Available data:
+ + + + + + +

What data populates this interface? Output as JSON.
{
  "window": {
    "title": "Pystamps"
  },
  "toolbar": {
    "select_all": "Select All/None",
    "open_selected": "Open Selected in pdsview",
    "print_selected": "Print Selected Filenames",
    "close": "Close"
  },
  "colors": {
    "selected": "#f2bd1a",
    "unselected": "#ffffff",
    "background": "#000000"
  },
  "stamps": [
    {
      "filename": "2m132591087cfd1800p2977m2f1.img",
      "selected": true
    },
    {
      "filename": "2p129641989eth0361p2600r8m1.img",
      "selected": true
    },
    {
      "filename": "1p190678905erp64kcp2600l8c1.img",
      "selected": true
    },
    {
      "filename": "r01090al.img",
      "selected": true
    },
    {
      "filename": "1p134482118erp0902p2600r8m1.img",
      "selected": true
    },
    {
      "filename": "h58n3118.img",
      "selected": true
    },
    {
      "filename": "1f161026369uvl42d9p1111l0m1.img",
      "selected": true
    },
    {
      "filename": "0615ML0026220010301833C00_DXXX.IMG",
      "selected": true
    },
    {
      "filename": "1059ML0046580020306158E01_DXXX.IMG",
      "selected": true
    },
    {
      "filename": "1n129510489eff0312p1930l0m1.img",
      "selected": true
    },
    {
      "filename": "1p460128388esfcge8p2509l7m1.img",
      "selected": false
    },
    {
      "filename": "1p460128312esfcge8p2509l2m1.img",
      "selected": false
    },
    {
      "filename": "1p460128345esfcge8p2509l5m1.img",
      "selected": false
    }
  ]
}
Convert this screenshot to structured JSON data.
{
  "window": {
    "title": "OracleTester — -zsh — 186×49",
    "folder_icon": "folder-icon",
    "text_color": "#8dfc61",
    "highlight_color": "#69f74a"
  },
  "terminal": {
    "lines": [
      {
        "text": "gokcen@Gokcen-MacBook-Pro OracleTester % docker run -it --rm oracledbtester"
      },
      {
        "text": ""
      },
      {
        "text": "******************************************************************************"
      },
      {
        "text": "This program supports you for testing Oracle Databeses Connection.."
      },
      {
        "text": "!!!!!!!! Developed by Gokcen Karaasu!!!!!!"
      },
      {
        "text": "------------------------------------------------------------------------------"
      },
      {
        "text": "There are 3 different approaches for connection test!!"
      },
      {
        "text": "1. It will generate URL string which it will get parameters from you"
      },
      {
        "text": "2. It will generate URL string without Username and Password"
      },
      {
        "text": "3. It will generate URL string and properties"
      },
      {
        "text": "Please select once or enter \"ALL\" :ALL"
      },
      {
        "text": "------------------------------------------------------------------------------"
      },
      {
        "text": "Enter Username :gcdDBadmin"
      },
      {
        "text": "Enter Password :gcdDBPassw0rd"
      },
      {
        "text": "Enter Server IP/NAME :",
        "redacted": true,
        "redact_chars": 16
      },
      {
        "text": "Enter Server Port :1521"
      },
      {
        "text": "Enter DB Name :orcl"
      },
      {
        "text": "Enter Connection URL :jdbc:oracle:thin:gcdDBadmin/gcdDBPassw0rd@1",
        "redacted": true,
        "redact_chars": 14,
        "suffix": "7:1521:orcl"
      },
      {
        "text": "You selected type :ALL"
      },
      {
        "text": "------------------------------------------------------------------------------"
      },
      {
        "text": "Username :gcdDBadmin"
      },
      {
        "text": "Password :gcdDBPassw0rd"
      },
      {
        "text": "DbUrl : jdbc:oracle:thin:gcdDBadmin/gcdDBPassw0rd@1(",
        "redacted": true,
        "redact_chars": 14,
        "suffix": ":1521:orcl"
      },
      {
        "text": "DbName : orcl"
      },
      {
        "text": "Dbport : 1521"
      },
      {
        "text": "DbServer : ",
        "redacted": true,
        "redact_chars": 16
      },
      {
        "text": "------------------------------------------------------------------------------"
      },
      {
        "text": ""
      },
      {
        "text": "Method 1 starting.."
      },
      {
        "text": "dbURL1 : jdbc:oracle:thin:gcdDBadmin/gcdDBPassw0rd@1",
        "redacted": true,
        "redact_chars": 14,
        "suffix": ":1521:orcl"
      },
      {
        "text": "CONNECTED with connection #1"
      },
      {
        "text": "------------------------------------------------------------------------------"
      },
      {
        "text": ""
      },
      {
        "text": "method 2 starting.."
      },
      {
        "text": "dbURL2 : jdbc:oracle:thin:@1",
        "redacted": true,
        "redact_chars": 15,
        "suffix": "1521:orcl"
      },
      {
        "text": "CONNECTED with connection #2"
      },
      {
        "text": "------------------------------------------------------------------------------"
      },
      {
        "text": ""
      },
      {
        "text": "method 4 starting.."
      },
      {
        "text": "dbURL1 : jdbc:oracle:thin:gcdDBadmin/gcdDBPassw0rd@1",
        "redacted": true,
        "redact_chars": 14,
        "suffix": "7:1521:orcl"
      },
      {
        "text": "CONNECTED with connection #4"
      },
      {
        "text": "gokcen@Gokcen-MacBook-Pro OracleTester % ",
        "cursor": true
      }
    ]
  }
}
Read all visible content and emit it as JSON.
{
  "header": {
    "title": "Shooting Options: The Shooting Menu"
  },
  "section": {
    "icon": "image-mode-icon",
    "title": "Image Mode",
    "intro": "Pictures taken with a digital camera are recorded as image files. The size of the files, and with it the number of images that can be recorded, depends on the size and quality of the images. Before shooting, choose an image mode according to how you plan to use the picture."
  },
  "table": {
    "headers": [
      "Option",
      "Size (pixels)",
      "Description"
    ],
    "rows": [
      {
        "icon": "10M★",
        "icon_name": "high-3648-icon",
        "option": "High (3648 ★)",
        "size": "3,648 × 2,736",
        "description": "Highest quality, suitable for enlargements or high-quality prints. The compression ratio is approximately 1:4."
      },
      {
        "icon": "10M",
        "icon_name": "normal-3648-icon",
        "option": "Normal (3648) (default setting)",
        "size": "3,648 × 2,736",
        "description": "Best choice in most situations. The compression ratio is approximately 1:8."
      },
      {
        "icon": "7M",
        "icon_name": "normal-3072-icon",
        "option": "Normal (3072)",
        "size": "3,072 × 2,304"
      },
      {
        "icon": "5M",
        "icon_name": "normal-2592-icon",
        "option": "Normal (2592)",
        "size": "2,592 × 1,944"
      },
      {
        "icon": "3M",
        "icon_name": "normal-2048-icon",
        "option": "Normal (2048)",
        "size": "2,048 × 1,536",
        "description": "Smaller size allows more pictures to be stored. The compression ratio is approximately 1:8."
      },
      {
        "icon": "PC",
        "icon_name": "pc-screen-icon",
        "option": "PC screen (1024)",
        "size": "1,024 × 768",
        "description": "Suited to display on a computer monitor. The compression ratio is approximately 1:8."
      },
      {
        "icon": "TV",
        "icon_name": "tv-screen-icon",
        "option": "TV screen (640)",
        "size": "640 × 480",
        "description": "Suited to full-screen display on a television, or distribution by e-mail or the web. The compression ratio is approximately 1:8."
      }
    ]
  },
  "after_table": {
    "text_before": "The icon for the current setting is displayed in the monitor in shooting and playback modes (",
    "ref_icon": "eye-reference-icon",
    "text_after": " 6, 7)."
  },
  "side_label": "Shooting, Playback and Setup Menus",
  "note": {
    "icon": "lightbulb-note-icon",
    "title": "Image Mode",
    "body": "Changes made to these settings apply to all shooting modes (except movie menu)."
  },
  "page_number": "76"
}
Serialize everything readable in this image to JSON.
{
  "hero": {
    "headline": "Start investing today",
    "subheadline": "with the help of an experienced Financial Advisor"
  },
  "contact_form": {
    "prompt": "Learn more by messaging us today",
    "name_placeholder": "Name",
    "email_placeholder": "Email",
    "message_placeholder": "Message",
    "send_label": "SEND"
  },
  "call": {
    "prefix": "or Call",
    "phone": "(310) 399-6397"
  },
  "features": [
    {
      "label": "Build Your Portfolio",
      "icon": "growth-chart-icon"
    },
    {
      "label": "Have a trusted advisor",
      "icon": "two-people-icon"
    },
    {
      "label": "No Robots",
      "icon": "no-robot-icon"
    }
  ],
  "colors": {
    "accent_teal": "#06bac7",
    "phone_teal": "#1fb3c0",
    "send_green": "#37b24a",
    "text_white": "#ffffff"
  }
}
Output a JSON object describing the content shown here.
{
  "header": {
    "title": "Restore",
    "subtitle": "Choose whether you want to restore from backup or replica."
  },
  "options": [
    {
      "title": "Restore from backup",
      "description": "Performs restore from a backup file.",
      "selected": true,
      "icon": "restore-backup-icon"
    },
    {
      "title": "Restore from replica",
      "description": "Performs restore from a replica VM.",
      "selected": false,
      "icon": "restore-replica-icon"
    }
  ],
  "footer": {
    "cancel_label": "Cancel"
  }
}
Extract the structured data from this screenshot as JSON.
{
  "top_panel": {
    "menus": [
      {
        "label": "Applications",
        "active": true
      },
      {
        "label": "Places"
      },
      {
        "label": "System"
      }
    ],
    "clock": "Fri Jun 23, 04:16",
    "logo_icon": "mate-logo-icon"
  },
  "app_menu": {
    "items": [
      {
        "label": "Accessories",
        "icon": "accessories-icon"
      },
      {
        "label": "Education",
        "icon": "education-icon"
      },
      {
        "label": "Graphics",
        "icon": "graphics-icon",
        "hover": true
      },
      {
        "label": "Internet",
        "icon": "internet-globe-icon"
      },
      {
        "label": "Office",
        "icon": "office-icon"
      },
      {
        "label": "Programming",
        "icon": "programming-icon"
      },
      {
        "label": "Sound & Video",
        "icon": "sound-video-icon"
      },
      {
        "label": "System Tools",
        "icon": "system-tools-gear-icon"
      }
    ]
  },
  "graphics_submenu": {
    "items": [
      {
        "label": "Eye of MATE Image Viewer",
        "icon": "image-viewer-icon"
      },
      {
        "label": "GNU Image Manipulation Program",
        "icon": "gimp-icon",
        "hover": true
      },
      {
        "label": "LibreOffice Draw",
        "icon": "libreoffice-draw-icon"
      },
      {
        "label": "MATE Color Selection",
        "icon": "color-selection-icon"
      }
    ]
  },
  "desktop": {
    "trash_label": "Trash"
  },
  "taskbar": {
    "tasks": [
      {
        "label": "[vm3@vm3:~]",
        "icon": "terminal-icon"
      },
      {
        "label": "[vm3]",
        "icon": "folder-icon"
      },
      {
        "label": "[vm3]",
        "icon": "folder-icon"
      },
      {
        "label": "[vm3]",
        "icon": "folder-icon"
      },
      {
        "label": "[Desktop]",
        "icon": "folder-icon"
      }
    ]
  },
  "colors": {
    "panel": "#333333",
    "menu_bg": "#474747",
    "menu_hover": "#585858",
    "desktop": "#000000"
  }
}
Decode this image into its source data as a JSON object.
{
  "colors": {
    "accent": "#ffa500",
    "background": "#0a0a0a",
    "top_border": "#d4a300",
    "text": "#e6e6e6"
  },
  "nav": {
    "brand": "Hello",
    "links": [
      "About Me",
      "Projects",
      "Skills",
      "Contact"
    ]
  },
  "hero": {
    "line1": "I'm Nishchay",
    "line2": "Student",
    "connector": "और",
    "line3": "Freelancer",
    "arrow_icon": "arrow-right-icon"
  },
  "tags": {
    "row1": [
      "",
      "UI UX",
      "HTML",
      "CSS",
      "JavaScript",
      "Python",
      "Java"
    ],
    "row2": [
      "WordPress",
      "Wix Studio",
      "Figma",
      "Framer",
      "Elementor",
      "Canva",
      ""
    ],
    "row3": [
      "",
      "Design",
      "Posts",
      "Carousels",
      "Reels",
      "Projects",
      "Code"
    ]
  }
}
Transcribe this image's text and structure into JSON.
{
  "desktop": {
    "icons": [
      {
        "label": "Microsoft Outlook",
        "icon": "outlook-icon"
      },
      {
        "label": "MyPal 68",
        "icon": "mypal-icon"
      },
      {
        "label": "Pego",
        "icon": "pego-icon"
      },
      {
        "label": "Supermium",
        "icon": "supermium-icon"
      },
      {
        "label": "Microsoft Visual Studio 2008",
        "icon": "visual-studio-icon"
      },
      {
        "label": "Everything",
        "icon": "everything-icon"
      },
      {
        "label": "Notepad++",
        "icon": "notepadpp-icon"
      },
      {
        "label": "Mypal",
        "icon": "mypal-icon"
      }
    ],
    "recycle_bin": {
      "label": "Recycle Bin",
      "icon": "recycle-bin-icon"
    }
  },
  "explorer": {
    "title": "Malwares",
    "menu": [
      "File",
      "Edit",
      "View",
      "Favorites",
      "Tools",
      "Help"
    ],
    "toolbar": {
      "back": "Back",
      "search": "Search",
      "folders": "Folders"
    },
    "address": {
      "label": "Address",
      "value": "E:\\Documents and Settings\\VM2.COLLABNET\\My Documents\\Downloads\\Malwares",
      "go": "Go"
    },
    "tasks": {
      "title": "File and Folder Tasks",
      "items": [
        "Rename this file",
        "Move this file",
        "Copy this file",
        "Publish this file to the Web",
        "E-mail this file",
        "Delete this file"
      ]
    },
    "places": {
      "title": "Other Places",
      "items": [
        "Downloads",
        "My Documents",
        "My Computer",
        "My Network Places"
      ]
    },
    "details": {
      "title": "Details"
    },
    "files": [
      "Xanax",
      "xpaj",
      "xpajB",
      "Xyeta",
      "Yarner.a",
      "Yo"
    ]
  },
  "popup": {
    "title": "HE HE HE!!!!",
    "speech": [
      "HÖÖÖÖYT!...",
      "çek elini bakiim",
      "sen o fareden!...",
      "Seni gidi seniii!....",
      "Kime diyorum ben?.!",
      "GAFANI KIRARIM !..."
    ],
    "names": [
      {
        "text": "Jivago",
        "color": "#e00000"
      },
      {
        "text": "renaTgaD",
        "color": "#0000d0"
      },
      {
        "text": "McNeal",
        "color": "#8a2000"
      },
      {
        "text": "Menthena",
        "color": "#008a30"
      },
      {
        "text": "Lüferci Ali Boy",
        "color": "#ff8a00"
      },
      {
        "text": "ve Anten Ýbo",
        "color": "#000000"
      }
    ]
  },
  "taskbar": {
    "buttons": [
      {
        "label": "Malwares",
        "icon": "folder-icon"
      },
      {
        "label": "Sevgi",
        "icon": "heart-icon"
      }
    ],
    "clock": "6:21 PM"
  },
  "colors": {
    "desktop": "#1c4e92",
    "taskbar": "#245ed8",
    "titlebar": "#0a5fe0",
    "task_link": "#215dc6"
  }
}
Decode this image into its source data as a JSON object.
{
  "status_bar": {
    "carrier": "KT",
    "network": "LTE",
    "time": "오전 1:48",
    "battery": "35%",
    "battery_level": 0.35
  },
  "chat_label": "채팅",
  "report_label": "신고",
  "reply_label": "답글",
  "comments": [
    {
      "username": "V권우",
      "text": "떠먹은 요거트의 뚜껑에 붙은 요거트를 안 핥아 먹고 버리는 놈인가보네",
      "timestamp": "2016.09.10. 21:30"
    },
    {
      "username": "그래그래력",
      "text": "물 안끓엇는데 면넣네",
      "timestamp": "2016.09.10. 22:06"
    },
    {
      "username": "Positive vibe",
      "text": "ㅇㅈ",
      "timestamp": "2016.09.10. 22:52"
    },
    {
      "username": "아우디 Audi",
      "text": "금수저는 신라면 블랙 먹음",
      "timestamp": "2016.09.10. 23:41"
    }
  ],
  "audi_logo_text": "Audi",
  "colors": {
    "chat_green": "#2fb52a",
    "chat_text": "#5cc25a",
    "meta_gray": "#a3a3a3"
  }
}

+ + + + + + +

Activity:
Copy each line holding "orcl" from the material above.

Written solution:
        "text": "Enter DB Name :orcl"
        "suffix": "7:1521:orcl"
        "suffix": ":1521:orcl"
        "text": "DbName : orcl"
        "suffix": ":1521:orcl"
        "suffix": "1521:orcl"
        "suffix": "7:1521:orcl"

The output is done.